Output all of the listing below, leaving every line unchanged.

= = = = = = =

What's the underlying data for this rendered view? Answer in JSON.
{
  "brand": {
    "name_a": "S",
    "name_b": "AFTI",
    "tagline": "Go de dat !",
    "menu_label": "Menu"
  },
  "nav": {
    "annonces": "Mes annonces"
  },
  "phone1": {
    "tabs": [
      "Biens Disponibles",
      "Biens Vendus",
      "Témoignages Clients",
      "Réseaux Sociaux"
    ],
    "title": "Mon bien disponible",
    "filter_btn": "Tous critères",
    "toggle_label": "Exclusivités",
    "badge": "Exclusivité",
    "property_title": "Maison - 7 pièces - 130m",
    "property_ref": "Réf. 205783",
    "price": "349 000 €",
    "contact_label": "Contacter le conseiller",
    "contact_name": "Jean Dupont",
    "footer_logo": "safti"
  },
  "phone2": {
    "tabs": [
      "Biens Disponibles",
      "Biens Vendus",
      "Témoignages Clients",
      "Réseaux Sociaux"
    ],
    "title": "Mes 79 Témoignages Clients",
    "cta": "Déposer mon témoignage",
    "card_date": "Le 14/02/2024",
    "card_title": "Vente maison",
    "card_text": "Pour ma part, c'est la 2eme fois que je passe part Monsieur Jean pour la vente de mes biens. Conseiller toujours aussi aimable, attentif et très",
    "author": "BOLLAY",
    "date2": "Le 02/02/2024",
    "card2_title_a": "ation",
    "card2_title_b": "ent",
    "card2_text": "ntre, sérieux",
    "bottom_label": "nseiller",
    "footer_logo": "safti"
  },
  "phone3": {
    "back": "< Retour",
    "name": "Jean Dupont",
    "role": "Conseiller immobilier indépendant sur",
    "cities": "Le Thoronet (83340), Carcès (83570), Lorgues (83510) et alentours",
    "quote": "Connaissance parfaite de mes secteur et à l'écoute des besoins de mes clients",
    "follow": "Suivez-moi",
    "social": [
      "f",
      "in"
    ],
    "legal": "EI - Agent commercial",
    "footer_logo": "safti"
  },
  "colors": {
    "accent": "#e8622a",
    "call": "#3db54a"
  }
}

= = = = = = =

Exercise response:
What's the underlying data for this rendered view? Answer in JSON.
{
  "brand": {
    "name_a": "S",
    "name_b": "AFTI",
    "tagline": "Go de dat !",
    "menu_label": "Menu"
  },
  "nav": {
    "annonces": "Mes annonces"
  },
  "phone1": {
    "tabs": [
      "Biens Disponibles",
      "Biens Vendus",
      "Témoignages Clients",
      "Réseaux Sociaux"
    ],
    "title": "Mon bien disponible",
    "filter_btn": "Tous critères",
    "toggle_label": "Exclusivités",
    "badge": "Exclusivité",
    "property_title": "Maison - 7 pièces - 130m",
    "property_ref": "Réf. 205783",
    "price": "349 000 €",
    "contact_label": "Contacter le conseiller",
    "contact_name": "Jean Dupont",
    "footer_logo": "safti"
  },
  "phone2": {
    "tabs": [
      "Biens Disponibles",
      "Biens Vendus",
      "Témoignages Clients",
      "Réseaux Sociaux"
    ],
    "title": "Mes 79 Témoignages Clients",
    "cta": "Déposer mon témoignage",
    "card_date": "Le 14/02/2024",
    "card_title": "Vente maison",
    "card_text": "Pour ma part, c'est la 2eme fois que je passe part Monsieur Jean pour la vente de mes biens. Conseiller toujours aussi aimable, attentif et très",
    "author": "BOLLAY",
    "date2": "Le 02/02/2024",
    "card2_title_a": "ation",
    "card2_title_b": "ent",
    "card2_text": "ntre, sérieux",
    "bottom_label": "nseiller",
    "footer_logo": "safti"
  },
  "phone3": {
    "back": "< Retour",
    "name": "Jean Dupont",
    "role": "Conseiller immobilier indépendant sur",
    "cities": "Le Thoronet (83340), Carcès (83570), Lorgues (83510) et alentours",
    "quote": "Connaissance parfaite de mes secteur et à l'écoute des besoins de mes clients",
    "follow": "Suivez-moi",
    "social": [
      "f",
      "in"
    ],
    "legal": "EI - Agent commercial",
    "footer_logo": "safti"
  },
  "colors": {
    "accent": "#e8622a",
    "call": "#3db54a"
  }
}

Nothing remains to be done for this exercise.